*880 "Q Can you tell us, in regards to the blood alcohol level, what your analysis revealed?

A Yes, Sir.

MR. LOWERY (Defense attorney): Now, we object to that, and would move to suppress any report or any test on the grounds that it would violate the constitutional rights of this Defendant as the evidence has developed in this case, and the fourth, fifth and fourteenth amendments to the Constitution.

And I would like to be heard on the law, if the Court please." (R.p. 152-153)

Immediately after this objection the jury was removed from the courtroom. After several witnesses testified, one in the presence of the jury, the court issued a ruling that the consent of the appellant to the extraction of the blood was voluntary. Later, Mr. Adair was recalled to the witness stand and the following occurred:

Direct examination by the State:

"Q And we stopped when you were fixing to testify as to whether or not you had an occasion to perform analysis on this blood sample to determine the alcoholic content of it. Have you, sir, had an occasion to perform analysis on this blood sample to determine the alcoholic content of it?

A Yes, sir.

Q Would you tell the ladies and gentlemen of the Jury, please, sir, what the blood alcohol level in this sample that you analyzed was, sir? MR. LOWERY: Note our objection. Same grounds as stated in our Motion to Suppress.

THE COURT: All right. Overruled.

A Yes, sir. The blood alcohol level was .22 grams percent by weight of ethyl alcohol. MR. LOWERY: We move to exclude the answer. THE COURT: Deny your Motion. MR. LOWERY: We move for a mistrial. THE COURT: Deny your Motion." (R.p. 190)

We have searched the record and are unable to find any objection by the appellant or ruling by the trial court concerning the laying of a proper predicate for introduction of the results of the blood analysis. The only objection appellant has given concerns the constitutional rights that we spoke to in part I of this opinion. On appeal this court confines its decisions to grounds of objection specified, those grounds omitted are deemed to have been waived. Pope v. State, 39 Ala.App. 42, 96 So. 2d 441, cert. den., 266 Ala. 699, 96 So. 2d 447 (1957). Review on appeal is limited to matters ruled on at trial. Frazier v. State, 53 Ala.App. 492, 301 So. 2d 256 (1974).
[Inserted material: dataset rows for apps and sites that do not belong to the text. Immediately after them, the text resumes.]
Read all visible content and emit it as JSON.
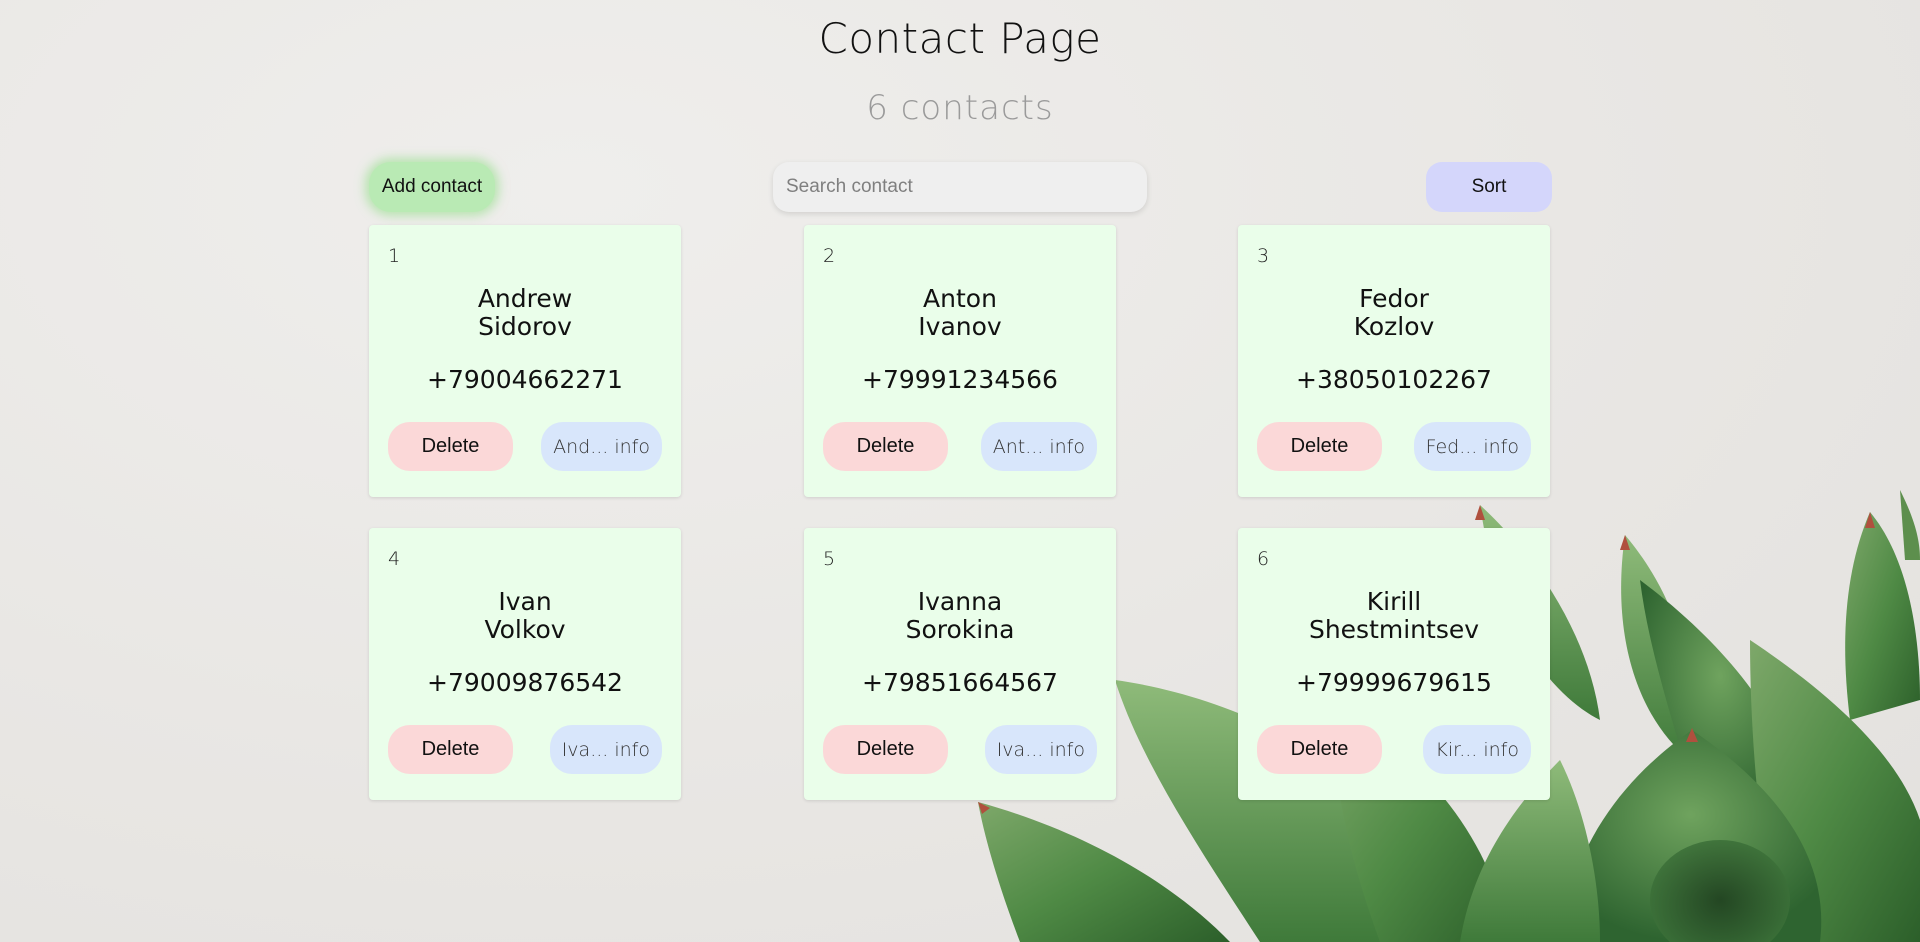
{
  "header": {
    "title": "Contact Page",
    "count_text": "6 contacts"
  },
  "toolbar": {
    "add_label": "Add contact",
    "search_placeholder": "Search contact",
    "search_value": "",
    "sort_label": "Sort"
  },
  "contacts": [
    {
      "num": "1",
      "first": "Andrew",
      "last": "Sidorov",
      "phone": "+79004662271",
      "delete_label": "Delete",
      "info_label": "And... info"
    },
    {
      "num": "2",
      "first": "Anton",
      "last": "Ivanov",
      "phone": "+79991234566",
      "delete_label": "Delete",
      "info_label": "Ant... info"
    },
    {
      "num": "3",
      "first": "Fedor",
      "last": "Kozlov",
      "phone": "+38050102267",
      "delete_label": "Delete",
      "info_label": "Fed... info"
    },
    {
      "num": "4",
      "first": "Ivan",
      "last": "Volkov",
      "phone": "+79009876542",
      "delete_label": "Delete",
      "info_label": "Iva... info"
    },
    {
      "num": "5",
      "first": "Ivanna",
      "last": "Sorokina",
      "phone": "+79851664567",
      "delete_label": "Delete",
      "info_label": "Iva... info"
    },
    {
      "num": "6",
      "first": "Kirill",
      "last": "Shestmintsev",
      "phone": "+79999679615",
      "delete_label": "Delete",
      "info_label": "Kir... info"
    }
  ],
  "colors": {
    "card_bg": "#eafeea",
    "add_button": "#b9eab4",
    "sort_button": "#d4d6fb",
    "delete_button": "#fbd8d8",
    "info_button": "#d8e6fb"
  },
  "background": {
    "image": "succulent-plant"
  }
}
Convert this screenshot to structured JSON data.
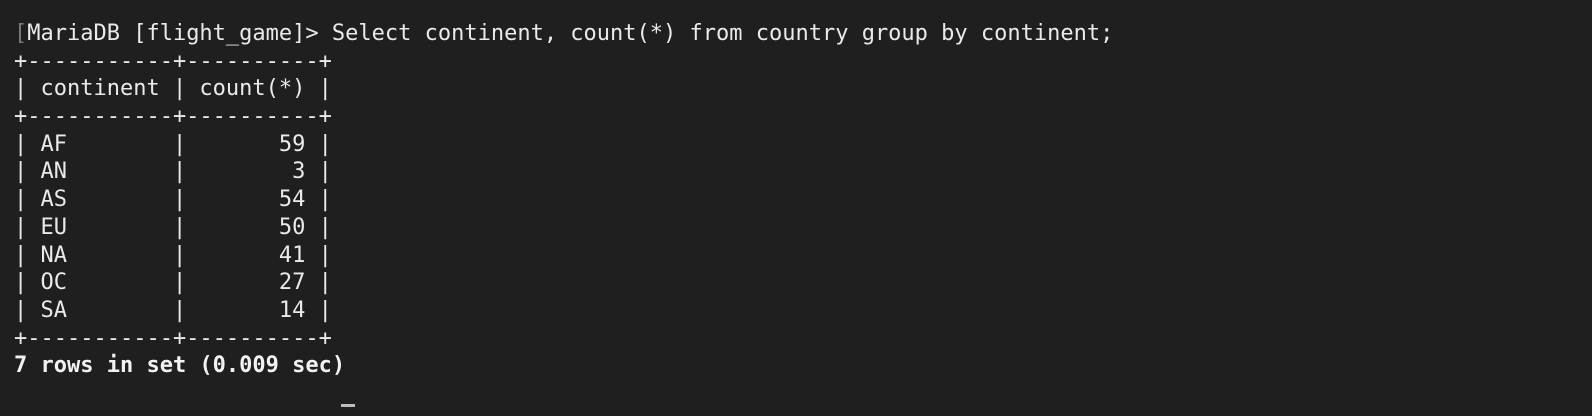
{
  "terminal": {
    "prompt": "MariaDB [flight_game]> ",
    "command": "Select continent, count(*) from country group by continent;",
    "border": "+-----------+----------+",
    "header_row": "| continent | count(*) |",
    "rows": [
      "| AF        |       59 |",
      "| AN        |        3 |",
      "| AS        |       54 |",
      "| EU        |       50 |",
      "| NA        |       41 |",
      "| OC        |       27 |",
      "| SA        |       14 |"
    ],
    "footer": "7 rows in set (0.009 sec)"
  },
  "result": {
    "columns": [
      "continent",
      "count(*)"
    ],
    "rows": [
      [
        "AF",
        59
      ],
      [
        "AN",
        3
      ],
      [
        "AS",
        54
      ],
      [
        "EU",
        50
      ],
      [
        "NA",
        41
      ],
      [
        "OC",
        27
      ],
      [
        "SA",
        14
      ]
    ]
  }
}
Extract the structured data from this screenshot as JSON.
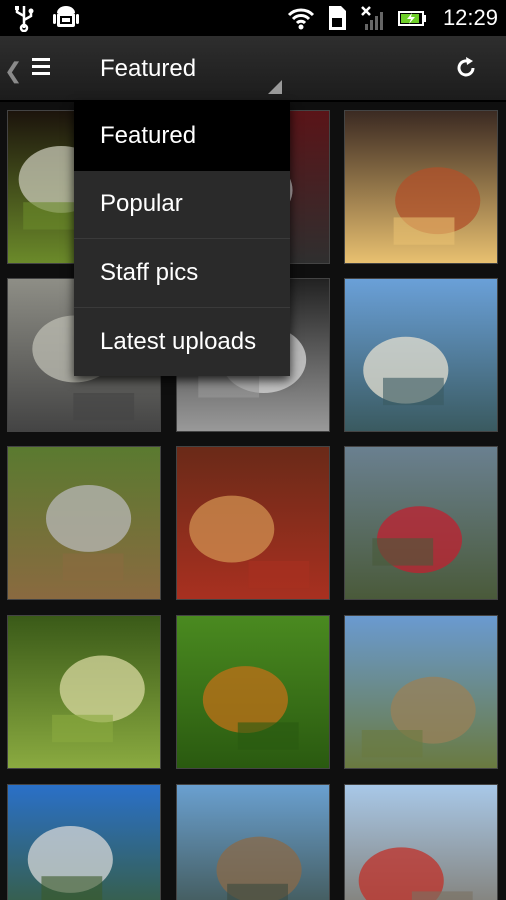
{
  "status_bar": {
    "time": "12:29",
    "icons": [
      "usb-icon",
      "android-debug-icon",
      "wifi-icon",
      "sd-card-icon",
      "signal-icon",
      "battery-charging-icon"
    ]
  },
  "action_bar": {
    "title": "Featured",
    "menu_icon": "menu-icon",
    "refresh_icon": "refresh-icon"
  },
  "dropdown": {
    "items": [
      {
        "label": "Featured",
        "selected": true
      },
      {
        "label": "Popular",
        "selected": false
      },
      {
        "label": "Staff pics",
        "selected": false
      },
      {
        "label": "Latest uploads",
        "selected": false
      }
    ]
  },
  "photos": [
    {
      "subject": "white flowers with ladybug",
      "colors": [
        "#1c140c",
        "#c9c9b8",
        "#6b8a2a"
      ]
    },
    {
      "subject": "butterfly",
      "colors": [
        "#5a1418",
        "#e8e8e8",
        "#2f2f2f"
      ]
    },
    {
      "subject": "beer on table",
      "colors": [
        "#3b2a22",
        "#b0502a",
        "#e8c070"
      ]
    },
    {
      "subject": "spider on rock",
      "colors": [
        "#8e8e86",
        "#bdbdb3",
        "#444"
      ]
    },
    {
      "subject": "angel statue",
      "colors": [
        "#222",
        "#d8d8d8",
        "#999"
      ]
    },
    {
      "subject": "boats on river",
      "colors": [
        "#6aa0d8",
        "#e6e0d0",
        "#3a5a60"
      ]
    },
    {
      "subject": "pigeon",
      "colors": [
        "#5a7a30",
        "#b8b8b8",
        "#8a6a40"
      ]
    },
    {
      "subject": "library staircase",
      "colors": [
        "#6a2a18",
        "#d09050",
        "#a83020"
      ]
    },
    {
      "subject": "red scooter",
      "colors": [
        "#6a8090",
        "#c02030",
        "#4a5a3a"
      ]
    },
    {
      "subject": "grass insect",
      "colors": [
        "#3a5a18",
        "#d8d8a0",
        "#8aaa40"
      ]
    },
    {
      "subject": "orange butterfly on leaf",
      "colors": [
        "#4a8a20",
        "#c07018",
        "#2a5a10"
      ]
    },
    {
      "subject": "stone arch",
      "colors": [
        "#6a9ad0",
        "#9a8058",
        "#6a7a40"
      ]
    },
    {
      "subject": "high-rise buildings",
      "colors": [
        "#2a70c8",
        "#d8d8d8",
        "#3a5a2a"
      ]
    },
    {
      "subject": "stilt houses on water",
      "colors": [
        "#6aa0d0",
        "#8a6a48",
        "#3a4a40"
      ]
    },
    {
      "subject": "red boat on shore",
      "colors": [
        "#a8c8e8",
        "#c03028",
        "#7a7060"
      ]
    }
  ]
}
We have carefully examined the record in this cause and find same to be free of error. This case is due to be and is hereby affirmed. Cf., Commander v. State, Ala.Cr. App., 374 So. 2d 910 (1978), cert. quashed, Ala., 374 So. 2d 921 (1979).


All the Judges concur.